In the listing that follows, how many lines include the string "from"? Reply with only the number.

---- DATA IN THIS EXERCISE

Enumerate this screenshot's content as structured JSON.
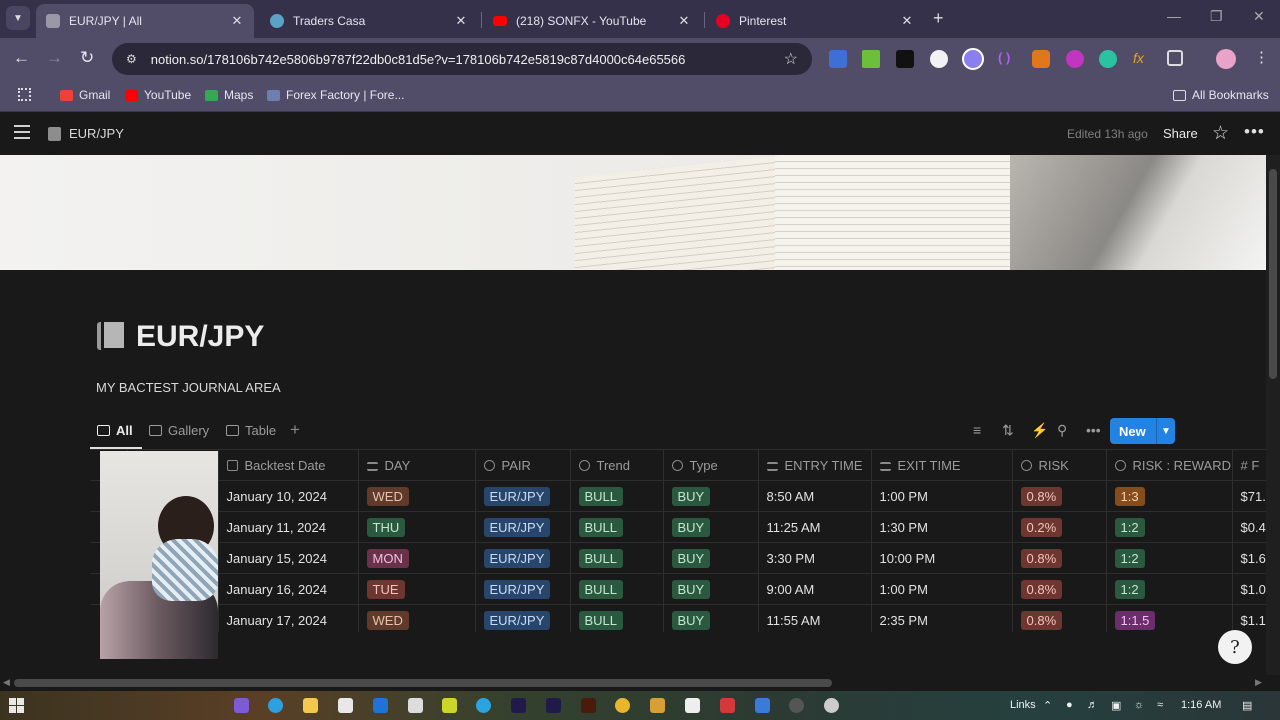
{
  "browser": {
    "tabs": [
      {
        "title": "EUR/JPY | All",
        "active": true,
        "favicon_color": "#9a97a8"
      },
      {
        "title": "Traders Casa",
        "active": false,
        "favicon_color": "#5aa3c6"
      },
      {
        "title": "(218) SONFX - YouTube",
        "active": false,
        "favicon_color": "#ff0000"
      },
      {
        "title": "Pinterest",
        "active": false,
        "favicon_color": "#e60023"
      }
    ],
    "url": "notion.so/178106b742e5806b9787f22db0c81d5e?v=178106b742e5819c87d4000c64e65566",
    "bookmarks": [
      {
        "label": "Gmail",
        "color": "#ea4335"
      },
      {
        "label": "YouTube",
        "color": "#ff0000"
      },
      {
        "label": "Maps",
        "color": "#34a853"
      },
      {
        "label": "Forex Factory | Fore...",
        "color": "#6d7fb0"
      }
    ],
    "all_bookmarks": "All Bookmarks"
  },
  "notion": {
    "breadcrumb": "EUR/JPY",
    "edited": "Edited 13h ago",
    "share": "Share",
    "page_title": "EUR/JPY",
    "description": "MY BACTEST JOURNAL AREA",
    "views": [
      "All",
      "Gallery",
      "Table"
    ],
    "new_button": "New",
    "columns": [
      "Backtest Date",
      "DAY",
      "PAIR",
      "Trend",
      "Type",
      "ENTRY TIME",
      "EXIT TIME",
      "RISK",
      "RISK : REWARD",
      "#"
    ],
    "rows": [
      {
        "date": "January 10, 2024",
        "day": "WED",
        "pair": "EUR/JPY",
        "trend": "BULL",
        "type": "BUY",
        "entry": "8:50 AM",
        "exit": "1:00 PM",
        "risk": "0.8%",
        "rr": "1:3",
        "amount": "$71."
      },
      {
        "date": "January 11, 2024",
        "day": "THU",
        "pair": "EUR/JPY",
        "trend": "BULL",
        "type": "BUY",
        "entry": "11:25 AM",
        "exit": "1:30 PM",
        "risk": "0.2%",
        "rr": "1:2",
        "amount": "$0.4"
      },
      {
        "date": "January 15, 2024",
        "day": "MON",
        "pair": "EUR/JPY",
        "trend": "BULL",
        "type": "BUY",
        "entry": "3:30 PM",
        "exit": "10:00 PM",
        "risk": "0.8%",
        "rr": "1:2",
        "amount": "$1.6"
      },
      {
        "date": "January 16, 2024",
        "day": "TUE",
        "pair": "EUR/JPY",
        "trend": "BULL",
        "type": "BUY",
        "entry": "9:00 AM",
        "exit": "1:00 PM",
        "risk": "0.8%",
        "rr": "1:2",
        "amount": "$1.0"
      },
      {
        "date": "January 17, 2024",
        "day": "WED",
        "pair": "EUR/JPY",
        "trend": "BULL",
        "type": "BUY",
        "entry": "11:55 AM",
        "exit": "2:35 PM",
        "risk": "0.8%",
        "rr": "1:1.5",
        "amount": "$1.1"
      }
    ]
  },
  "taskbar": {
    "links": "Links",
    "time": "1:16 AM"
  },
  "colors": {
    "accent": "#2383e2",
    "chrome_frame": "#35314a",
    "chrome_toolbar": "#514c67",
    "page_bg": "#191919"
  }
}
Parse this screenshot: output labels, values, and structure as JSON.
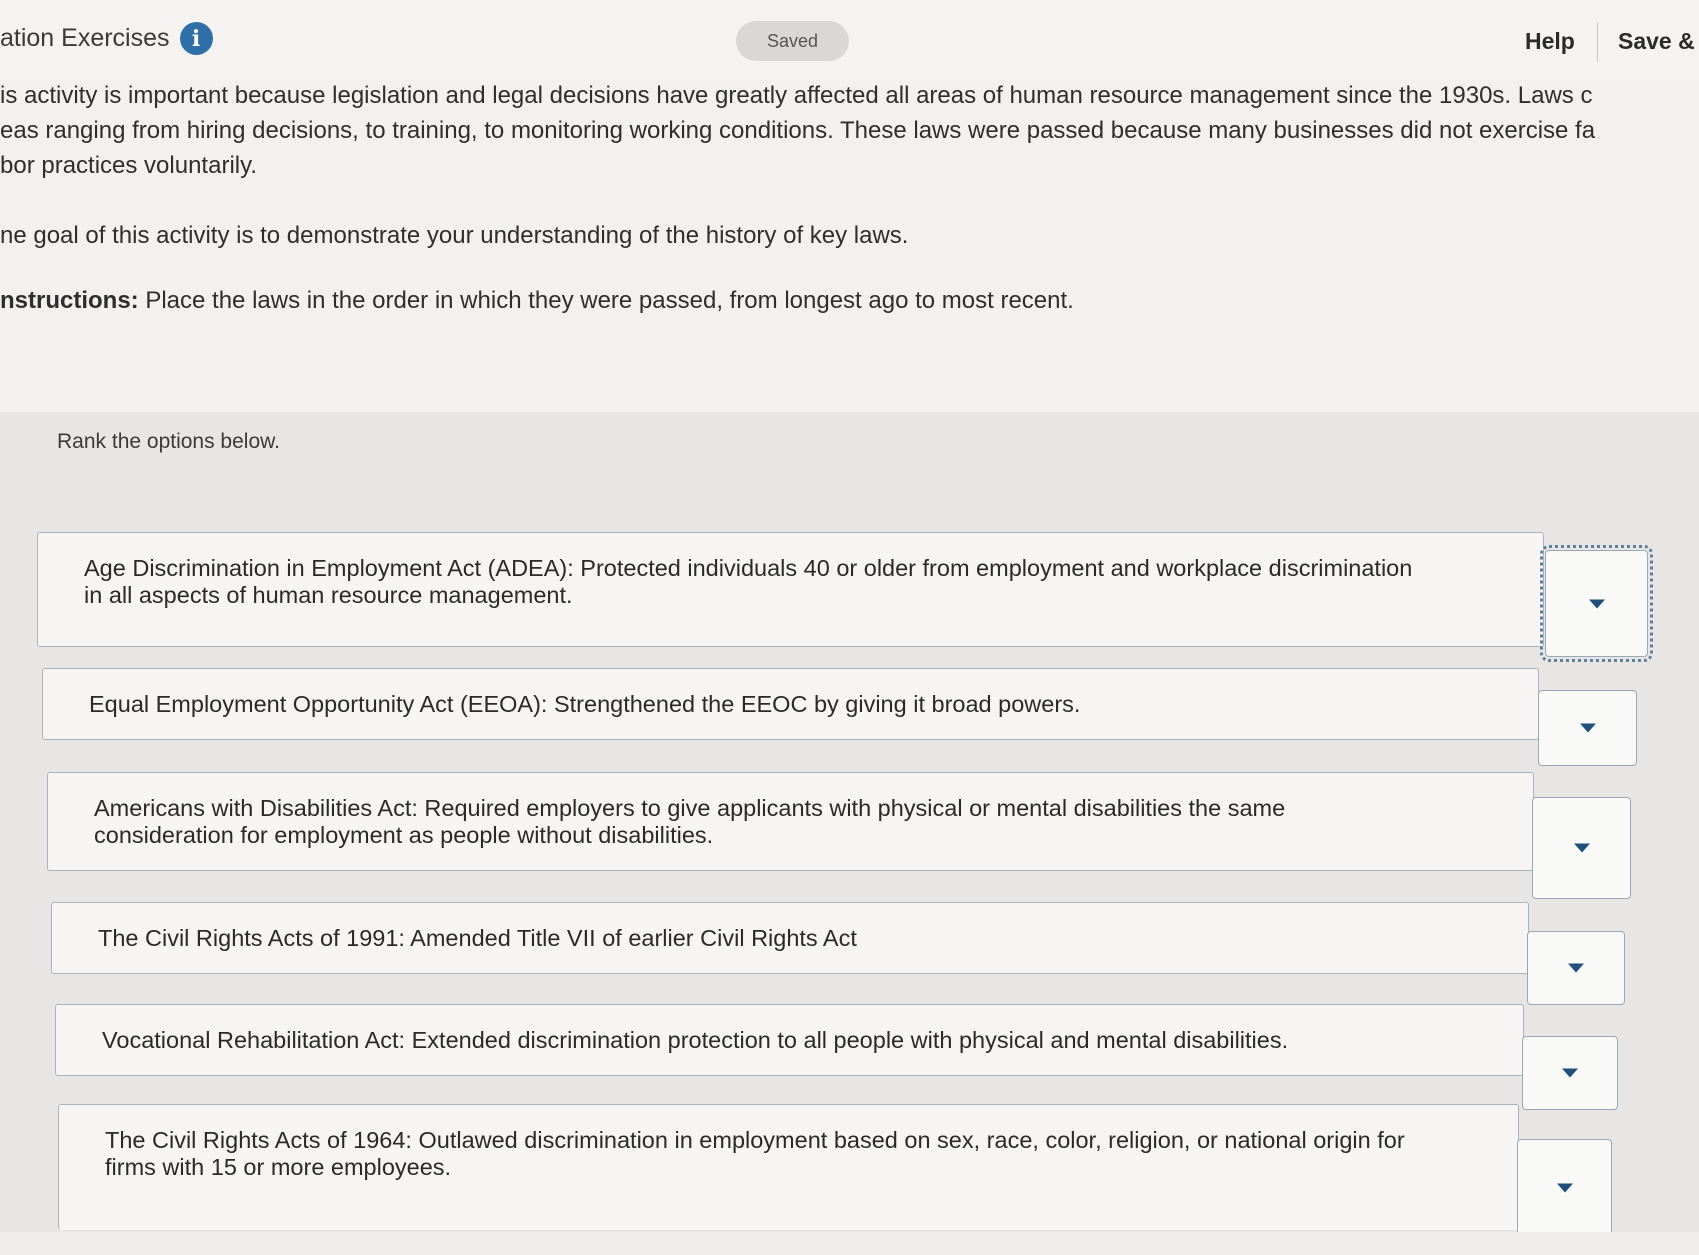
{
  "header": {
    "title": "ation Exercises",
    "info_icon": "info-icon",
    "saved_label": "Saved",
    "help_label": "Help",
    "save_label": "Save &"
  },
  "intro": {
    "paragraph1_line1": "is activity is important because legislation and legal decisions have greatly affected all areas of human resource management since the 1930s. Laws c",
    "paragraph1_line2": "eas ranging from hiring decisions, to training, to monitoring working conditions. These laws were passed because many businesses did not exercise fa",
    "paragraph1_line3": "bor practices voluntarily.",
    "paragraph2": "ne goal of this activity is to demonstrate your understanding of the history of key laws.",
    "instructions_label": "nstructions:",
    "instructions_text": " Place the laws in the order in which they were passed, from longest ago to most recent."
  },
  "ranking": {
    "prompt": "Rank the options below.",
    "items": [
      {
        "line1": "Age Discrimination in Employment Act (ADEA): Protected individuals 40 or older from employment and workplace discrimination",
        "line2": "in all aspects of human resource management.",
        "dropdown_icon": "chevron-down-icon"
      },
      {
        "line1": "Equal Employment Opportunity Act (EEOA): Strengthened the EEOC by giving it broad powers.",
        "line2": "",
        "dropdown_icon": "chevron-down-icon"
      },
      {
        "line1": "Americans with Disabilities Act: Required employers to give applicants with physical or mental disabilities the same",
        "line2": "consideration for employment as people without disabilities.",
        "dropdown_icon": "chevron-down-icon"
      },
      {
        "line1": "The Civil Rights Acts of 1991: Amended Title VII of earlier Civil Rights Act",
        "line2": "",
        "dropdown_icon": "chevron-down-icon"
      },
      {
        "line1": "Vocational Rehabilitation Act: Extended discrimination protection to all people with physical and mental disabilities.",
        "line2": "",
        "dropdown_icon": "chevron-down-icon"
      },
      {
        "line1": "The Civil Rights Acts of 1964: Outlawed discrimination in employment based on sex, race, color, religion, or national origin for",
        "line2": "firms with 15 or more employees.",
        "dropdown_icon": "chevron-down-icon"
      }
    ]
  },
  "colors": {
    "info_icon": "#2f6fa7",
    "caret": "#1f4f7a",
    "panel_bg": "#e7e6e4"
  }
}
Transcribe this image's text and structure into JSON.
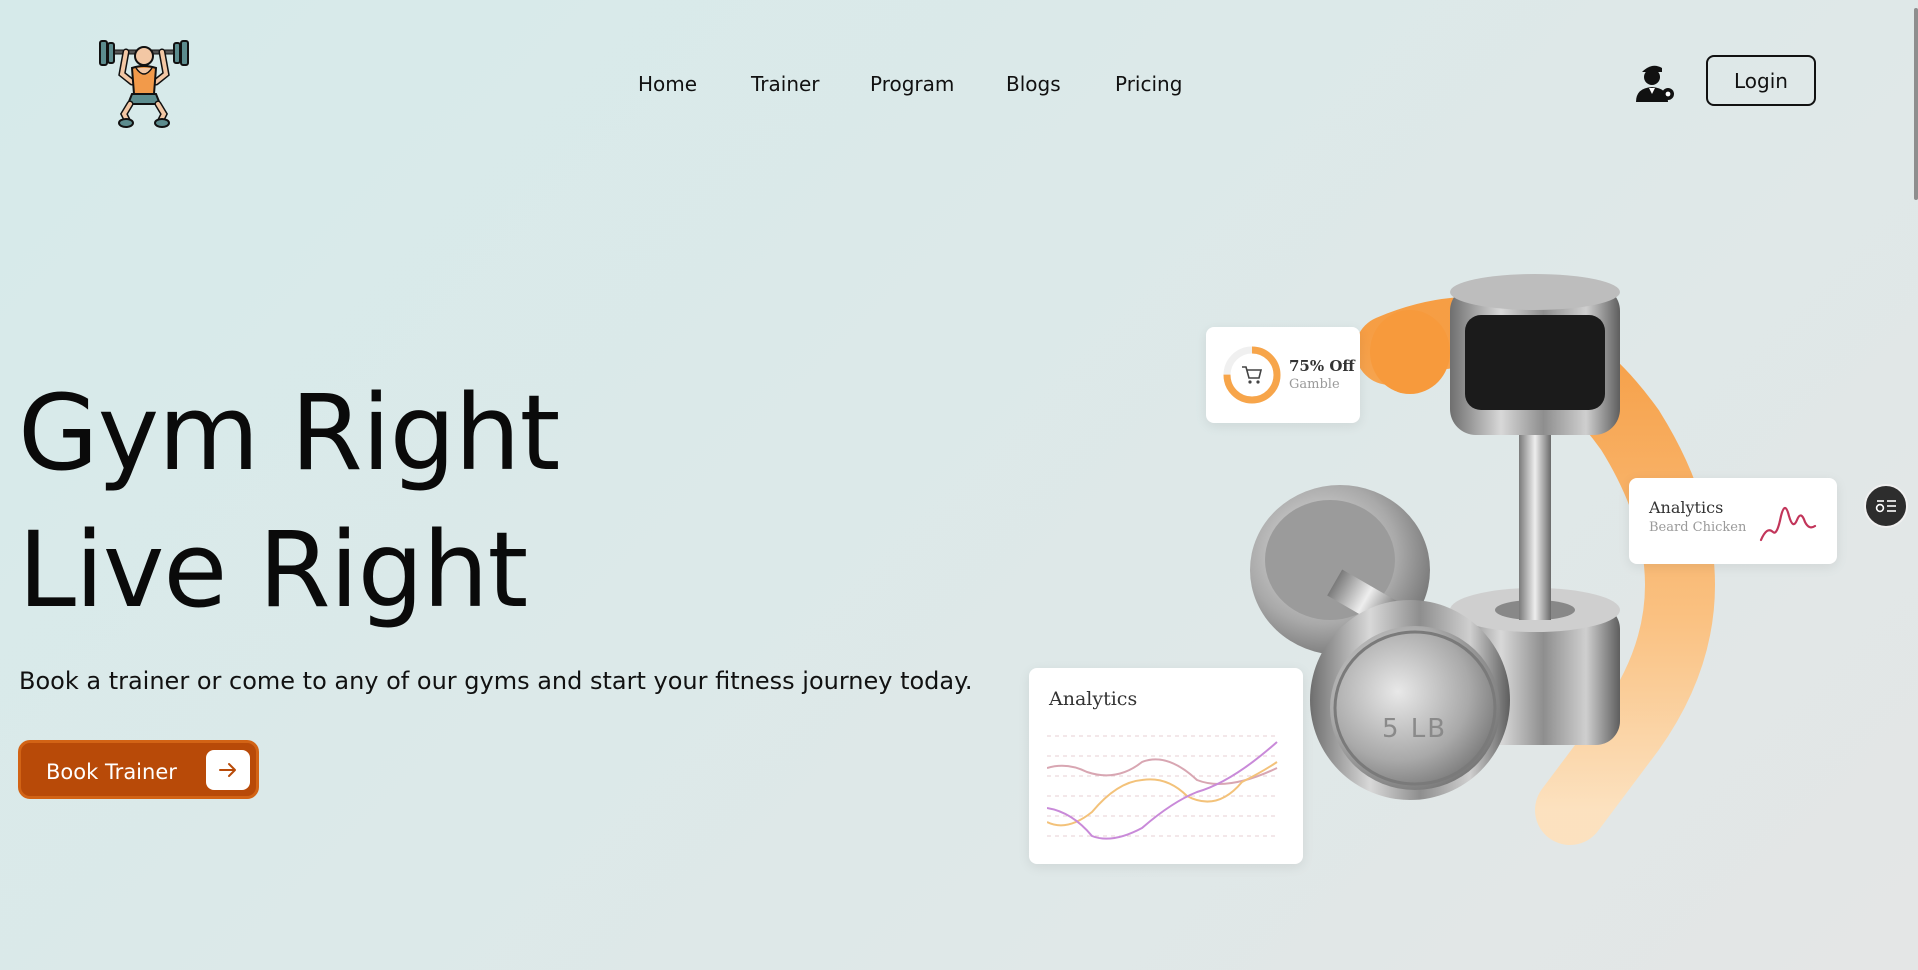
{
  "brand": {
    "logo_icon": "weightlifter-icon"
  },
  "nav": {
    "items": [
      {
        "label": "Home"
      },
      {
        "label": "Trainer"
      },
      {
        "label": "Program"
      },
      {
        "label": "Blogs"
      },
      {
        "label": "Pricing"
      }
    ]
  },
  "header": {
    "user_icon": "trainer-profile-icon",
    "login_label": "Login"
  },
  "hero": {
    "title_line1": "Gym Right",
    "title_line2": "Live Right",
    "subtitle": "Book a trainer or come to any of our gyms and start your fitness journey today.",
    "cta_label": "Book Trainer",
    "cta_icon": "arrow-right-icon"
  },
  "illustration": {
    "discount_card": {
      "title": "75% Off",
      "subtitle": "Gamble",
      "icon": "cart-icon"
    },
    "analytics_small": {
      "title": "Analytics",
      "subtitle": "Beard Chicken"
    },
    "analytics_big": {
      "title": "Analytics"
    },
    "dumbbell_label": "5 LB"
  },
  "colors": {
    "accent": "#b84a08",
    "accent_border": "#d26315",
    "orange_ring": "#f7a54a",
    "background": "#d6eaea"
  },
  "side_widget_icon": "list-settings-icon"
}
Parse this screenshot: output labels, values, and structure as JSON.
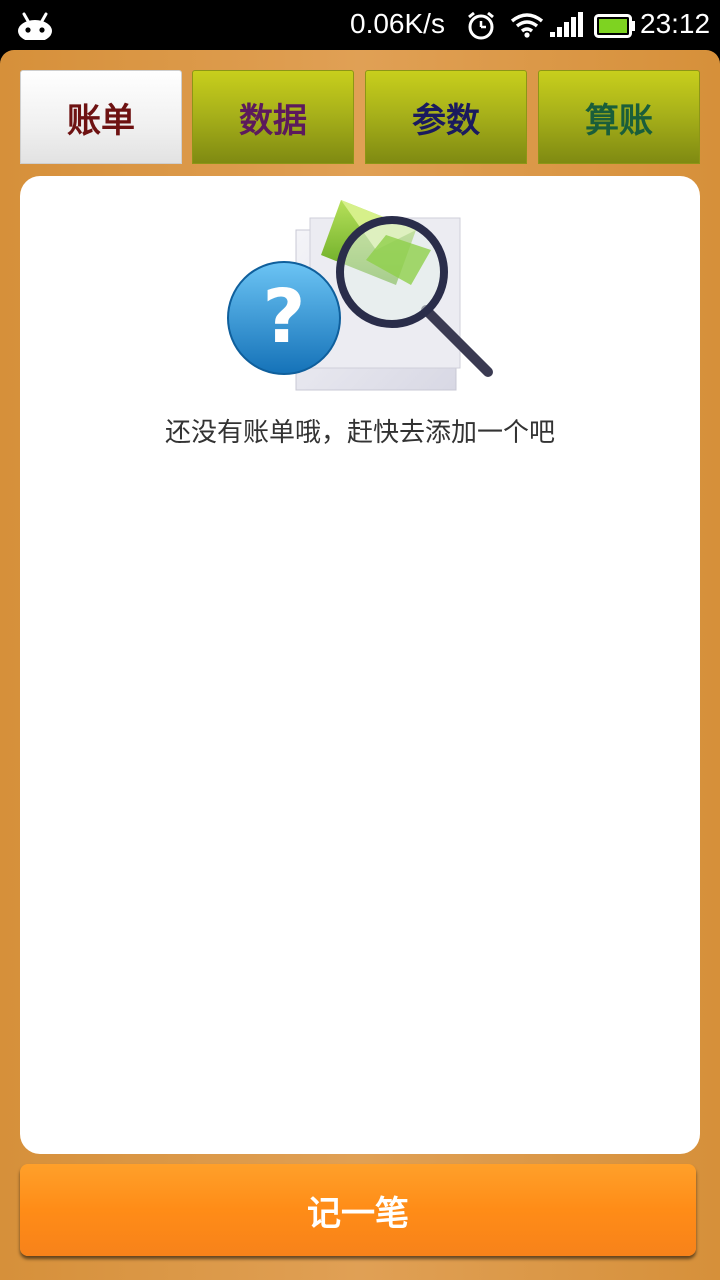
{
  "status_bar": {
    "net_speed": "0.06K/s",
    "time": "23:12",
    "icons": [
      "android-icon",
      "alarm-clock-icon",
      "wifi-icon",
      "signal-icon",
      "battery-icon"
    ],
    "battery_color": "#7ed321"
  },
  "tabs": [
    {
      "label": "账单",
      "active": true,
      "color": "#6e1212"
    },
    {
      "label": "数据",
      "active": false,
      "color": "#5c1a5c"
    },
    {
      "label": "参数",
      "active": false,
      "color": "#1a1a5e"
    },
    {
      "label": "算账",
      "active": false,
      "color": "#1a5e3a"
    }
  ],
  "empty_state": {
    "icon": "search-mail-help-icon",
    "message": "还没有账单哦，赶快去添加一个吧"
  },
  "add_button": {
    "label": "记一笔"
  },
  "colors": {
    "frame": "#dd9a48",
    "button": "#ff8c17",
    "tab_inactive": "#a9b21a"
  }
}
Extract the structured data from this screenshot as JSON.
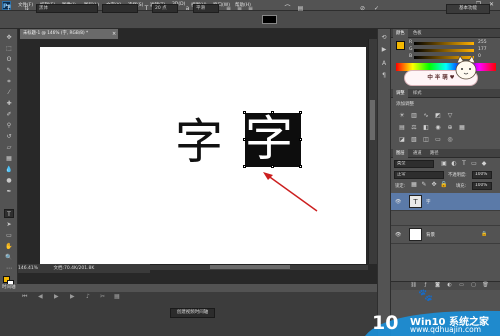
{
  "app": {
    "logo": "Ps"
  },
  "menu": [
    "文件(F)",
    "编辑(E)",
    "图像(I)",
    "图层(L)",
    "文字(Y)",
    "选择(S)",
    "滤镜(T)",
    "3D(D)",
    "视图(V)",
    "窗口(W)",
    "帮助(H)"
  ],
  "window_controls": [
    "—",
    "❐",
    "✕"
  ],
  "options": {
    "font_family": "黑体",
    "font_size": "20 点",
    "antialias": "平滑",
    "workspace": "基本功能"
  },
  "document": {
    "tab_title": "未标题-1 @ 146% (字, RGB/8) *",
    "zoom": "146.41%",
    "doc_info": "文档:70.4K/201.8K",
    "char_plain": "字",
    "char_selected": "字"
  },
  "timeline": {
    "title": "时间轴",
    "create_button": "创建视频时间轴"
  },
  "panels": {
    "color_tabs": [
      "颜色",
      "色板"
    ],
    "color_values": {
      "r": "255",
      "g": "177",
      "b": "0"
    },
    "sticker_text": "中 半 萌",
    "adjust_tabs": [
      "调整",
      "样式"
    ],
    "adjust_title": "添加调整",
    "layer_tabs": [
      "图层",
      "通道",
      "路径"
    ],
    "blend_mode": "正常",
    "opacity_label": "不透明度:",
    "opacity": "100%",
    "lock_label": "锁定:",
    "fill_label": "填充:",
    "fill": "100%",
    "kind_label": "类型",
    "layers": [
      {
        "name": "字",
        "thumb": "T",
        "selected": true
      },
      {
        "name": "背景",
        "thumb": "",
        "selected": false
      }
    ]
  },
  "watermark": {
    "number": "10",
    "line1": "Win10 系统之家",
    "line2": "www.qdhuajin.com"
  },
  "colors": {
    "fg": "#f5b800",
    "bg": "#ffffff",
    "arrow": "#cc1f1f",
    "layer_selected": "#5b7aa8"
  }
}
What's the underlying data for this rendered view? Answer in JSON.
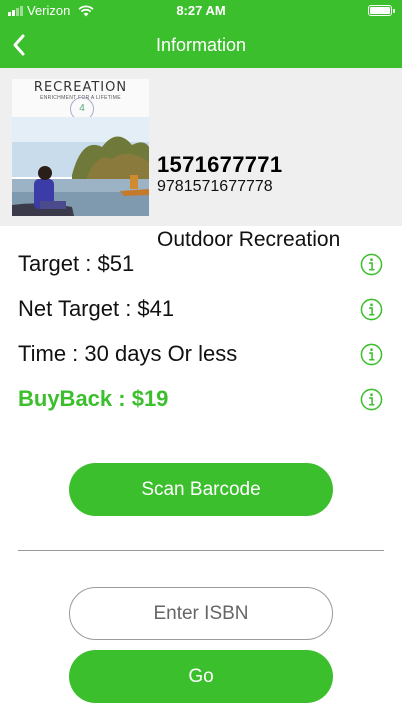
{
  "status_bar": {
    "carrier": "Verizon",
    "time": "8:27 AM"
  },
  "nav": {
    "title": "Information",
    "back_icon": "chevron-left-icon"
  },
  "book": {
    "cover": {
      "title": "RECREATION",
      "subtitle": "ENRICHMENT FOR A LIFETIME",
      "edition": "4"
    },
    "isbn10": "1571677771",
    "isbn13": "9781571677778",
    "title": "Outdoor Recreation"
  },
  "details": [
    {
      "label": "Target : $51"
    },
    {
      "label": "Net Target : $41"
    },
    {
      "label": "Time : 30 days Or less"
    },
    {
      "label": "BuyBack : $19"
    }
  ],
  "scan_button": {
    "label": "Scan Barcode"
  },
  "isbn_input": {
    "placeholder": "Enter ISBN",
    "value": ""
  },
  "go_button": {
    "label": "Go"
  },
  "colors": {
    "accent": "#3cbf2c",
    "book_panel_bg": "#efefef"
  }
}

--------

*ANSWER BOX*
4